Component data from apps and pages
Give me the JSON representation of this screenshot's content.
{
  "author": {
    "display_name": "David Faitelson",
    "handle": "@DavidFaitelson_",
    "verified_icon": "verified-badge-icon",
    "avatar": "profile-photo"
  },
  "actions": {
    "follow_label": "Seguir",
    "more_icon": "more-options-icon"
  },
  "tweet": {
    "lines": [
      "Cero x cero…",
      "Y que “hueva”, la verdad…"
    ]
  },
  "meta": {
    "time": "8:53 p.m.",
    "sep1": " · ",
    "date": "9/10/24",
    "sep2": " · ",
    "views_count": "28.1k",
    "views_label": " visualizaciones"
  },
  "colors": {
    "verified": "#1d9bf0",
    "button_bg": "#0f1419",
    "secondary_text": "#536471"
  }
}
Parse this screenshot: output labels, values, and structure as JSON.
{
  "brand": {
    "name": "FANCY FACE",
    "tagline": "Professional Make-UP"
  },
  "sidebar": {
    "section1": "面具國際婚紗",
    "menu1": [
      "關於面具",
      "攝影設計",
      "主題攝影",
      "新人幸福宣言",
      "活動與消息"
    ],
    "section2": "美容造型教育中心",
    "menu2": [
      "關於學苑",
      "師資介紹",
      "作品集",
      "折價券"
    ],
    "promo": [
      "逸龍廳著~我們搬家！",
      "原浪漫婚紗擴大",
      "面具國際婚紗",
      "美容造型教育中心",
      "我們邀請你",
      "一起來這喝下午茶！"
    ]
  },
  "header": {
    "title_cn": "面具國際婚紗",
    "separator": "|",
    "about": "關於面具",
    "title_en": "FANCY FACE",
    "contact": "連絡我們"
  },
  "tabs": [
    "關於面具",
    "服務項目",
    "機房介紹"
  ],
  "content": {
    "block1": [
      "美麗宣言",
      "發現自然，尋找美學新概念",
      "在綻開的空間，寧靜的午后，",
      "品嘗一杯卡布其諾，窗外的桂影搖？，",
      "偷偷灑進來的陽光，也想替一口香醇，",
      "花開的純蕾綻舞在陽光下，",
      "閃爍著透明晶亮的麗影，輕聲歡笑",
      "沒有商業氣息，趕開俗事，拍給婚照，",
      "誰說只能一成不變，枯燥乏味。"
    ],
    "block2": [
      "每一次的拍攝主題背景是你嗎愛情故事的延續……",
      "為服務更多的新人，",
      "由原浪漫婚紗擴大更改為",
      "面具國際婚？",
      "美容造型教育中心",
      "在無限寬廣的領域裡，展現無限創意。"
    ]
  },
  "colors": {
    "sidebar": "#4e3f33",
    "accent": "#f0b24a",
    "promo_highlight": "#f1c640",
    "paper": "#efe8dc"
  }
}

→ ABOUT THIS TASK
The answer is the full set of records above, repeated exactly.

→ ANSWER SECTION
Give me the JSON representation of this screenshot's content.
{
  "author": {
    "display_name": "David Faitelson",
    "handle": "@DavidFaitelson_",
    "verified_icon": "verified-badge-icon",
    "avatar": "profile-photo"
  },
  "actions": {
    "follow_label": "Seguir",
    "more_icon": "more-options-icon"
  },
  "tweet": {
    "lines": [
      "Cero x cero…",
      "Y que “hueva”, la verdad…"
    ]
  },
  "meta": {
    "time": "8:53 p.m.",
    "sep1": " · ",
    "date": "9/10/24",
    "sep2": " · ",
    "views_count": "28.1k",
    "views_label": " visualizaciones"
  },
  "colors": {
    "verified": "#1d9bf0",
    "button_bg": "#0f1419",
    "secondary_text": "#536471"
  }
}
Parse this screenshot: output labels, values, and structure as JSON.
{
  "brand": {
    "name": "FANCY FACE",
    "tagline": "Professional Make-UP"
  },
  "sidebar": {
    "section1": "面具國際婚紗",
    "menu1": [
      "關於面具",
      "攝影設計",
      "主題攝影",
      "新人幸福宣言",
      "活動與消息"
    ],
    "section2": "美容造型教育中心",
    "menu2": [
      "關於學苑",
      "師資介紹",
      "作品集",
      "折價券"
    ],
    "promo": [
      "逸龍廳著~我們搬家！",
      "原浪漫婚紗擴大",
      "面具國際婚紗",
      "美容造型教育中心",
      "我們邀請你",
      "一起來這喝下午茶！"
    ]
  },
  "header": {
    "title_cn": "面具國際婚紗",
    "separator": "|",
    "about": "關於面具",
    "title_en": "FANCY FACE",
    "contact": "連絡我們"
  },
  "tabs": [
    "關於面具",
    "服務項目",
    "機房介紹"
  ],
  "content": {
    "block1": [
      "美麗宣言",
      "發現自然，尋找美學新概念",
      "在綻開的空間，寧靜的午后，",
      "品嘗一杯卡布其諾，窗外的桂影搖？，",
      "偷偷灑進來的陽光，也想替一口香醇，",
      "花開的純蕾綻舞在陽光下，",
      "閃爍著透明晶亮的麗影，輕聲歡笑",
      "沒有商業氣息，趕開俗事，拍給婚照，",
      "誰說只能一成不變，枯燥乏味。"
    ],
    "block2": [
      "每一次的拍攝主題背景是你嗎愛情故事的延續……",
      "為服務更多的新人，",
      "由原浪漫婚紗擴大更改為",
      "面具國際婚？",
      "美容造型教育中心",
      "在無限寬廣的領域裡，展現無限創意。"
    ]
  },
  "colors": {
    "sidebar": "#4e3f33",
    "accent": "#f0b24a",
    "promo_highlight": "#f1c640",
    "paper": "#efe8dc"
  }
}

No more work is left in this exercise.